───── RECORDS FOR THIS EXERCISE ─────

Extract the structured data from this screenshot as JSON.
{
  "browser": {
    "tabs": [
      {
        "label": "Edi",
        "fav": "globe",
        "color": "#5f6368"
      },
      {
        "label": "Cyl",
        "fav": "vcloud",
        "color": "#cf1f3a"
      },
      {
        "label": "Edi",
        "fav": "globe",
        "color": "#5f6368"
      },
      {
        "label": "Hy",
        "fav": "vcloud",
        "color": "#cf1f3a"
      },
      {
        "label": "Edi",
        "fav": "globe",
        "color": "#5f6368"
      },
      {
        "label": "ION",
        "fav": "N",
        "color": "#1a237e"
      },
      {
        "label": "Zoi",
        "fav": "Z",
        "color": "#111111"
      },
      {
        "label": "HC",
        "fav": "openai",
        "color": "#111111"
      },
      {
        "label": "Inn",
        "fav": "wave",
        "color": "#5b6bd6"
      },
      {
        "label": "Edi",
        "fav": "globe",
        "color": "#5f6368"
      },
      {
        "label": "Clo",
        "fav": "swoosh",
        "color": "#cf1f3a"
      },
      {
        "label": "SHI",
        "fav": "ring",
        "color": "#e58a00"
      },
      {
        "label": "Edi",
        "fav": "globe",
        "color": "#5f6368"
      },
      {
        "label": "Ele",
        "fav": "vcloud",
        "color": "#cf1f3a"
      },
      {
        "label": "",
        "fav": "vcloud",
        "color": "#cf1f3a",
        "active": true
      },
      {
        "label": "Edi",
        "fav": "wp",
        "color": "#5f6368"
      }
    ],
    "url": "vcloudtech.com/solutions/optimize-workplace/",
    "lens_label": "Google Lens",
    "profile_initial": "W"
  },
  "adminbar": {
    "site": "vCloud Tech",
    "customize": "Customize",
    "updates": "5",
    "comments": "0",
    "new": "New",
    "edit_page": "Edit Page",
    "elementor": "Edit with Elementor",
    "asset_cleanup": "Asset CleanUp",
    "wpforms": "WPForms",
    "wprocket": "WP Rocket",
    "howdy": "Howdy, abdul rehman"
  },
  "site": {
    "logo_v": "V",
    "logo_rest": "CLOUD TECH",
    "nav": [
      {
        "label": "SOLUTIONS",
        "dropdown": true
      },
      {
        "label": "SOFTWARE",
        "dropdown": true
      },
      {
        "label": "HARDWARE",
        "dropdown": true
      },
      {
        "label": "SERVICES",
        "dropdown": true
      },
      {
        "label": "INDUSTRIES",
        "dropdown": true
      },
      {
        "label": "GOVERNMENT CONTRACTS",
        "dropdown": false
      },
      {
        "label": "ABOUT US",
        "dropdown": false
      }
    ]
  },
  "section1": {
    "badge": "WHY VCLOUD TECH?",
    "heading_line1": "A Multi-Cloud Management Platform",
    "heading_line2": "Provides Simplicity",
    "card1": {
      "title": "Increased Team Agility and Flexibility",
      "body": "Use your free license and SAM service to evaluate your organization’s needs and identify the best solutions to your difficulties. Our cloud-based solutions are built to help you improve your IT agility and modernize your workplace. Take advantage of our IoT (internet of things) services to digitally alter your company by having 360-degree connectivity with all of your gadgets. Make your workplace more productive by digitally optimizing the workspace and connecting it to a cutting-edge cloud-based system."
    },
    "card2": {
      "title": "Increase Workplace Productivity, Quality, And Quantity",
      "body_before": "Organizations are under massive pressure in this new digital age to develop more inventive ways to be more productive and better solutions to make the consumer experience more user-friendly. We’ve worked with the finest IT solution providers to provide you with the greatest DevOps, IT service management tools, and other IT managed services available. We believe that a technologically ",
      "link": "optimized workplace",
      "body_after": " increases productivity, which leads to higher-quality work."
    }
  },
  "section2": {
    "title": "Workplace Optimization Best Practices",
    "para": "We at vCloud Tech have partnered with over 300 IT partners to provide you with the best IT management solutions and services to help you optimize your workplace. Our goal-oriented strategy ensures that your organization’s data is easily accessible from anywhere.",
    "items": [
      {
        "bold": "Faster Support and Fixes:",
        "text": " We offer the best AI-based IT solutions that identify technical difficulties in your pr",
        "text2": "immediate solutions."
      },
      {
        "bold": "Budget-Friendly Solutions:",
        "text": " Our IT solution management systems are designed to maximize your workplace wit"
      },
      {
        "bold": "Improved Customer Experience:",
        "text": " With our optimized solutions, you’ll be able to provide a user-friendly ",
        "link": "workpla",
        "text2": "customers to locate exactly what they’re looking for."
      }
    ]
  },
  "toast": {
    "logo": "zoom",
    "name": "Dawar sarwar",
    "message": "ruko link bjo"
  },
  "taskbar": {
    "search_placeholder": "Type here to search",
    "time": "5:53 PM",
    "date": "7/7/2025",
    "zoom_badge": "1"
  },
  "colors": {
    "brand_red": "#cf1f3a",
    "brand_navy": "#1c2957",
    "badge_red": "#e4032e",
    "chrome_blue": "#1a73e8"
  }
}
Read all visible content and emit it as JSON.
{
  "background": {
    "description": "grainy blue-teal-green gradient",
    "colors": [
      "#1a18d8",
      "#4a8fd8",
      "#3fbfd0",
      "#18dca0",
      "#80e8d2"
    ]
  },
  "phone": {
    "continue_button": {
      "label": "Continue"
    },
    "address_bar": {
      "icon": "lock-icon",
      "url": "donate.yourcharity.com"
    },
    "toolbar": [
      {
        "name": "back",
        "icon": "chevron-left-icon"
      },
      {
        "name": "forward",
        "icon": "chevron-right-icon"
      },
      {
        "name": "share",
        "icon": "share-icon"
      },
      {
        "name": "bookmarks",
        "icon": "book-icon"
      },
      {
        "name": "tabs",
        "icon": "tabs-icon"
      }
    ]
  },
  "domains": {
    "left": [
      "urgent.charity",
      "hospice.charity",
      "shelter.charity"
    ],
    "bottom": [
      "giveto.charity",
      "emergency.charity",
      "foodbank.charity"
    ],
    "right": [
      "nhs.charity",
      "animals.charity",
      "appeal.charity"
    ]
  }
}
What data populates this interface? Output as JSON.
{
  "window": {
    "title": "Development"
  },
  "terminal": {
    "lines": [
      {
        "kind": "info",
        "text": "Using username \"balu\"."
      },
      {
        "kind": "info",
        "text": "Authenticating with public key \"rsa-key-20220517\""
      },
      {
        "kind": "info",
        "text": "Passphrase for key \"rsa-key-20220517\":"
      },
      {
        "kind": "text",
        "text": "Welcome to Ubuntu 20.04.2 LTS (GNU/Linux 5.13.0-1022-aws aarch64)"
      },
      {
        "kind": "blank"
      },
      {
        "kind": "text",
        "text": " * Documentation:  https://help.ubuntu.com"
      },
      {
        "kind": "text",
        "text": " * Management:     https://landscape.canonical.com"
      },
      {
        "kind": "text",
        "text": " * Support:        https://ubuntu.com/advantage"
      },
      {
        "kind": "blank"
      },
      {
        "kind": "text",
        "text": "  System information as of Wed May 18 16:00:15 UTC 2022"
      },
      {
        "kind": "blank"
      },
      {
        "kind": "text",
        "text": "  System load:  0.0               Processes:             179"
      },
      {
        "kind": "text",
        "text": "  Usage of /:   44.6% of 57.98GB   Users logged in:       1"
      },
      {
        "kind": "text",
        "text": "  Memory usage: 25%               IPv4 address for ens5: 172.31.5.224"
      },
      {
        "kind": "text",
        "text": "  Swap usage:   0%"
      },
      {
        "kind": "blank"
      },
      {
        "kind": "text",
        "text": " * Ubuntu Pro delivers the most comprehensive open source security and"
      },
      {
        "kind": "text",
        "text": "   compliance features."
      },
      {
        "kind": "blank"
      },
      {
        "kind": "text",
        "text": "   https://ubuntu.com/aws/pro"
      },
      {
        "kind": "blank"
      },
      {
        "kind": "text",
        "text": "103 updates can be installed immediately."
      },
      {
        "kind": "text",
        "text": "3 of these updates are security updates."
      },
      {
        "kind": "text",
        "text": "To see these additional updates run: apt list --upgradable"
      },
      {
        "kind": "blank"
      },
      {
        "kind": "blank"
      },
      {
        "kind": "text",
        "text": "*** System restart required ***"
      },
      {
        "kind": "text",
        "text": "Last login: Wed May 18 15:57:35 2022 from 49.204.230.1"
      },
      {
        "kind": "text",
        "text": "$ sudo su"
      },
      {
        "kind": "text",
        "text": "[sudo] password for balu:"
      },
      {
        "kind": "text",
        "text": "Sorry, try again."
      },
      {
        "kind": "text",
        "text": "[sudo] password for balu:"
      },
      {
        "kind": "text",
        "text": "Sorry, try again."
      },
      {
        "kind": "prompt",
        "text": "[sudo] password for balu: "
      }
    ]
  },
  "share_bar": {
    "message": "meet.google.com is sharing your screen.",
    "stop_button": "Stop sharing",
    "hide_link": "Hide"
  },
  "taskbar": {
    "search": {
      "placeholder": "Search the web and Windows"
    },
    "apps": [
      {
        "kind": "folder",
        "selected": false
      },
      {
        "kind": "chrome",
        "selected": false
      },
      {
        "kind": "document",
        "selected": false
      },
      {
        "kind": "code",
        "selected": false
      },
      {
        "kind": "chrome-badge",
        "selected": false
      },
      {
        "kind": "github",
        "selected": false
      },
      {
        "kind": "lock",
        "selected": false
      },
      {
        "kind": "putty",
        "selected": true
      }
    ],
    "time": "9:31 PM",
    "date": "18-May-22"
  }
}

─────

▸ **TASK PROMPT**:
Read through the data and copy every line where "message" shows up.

▸ **TASK RESPONSE**:
    "message": "ruko link bjo"
    "message": "meet.google.com is sharing your screen.",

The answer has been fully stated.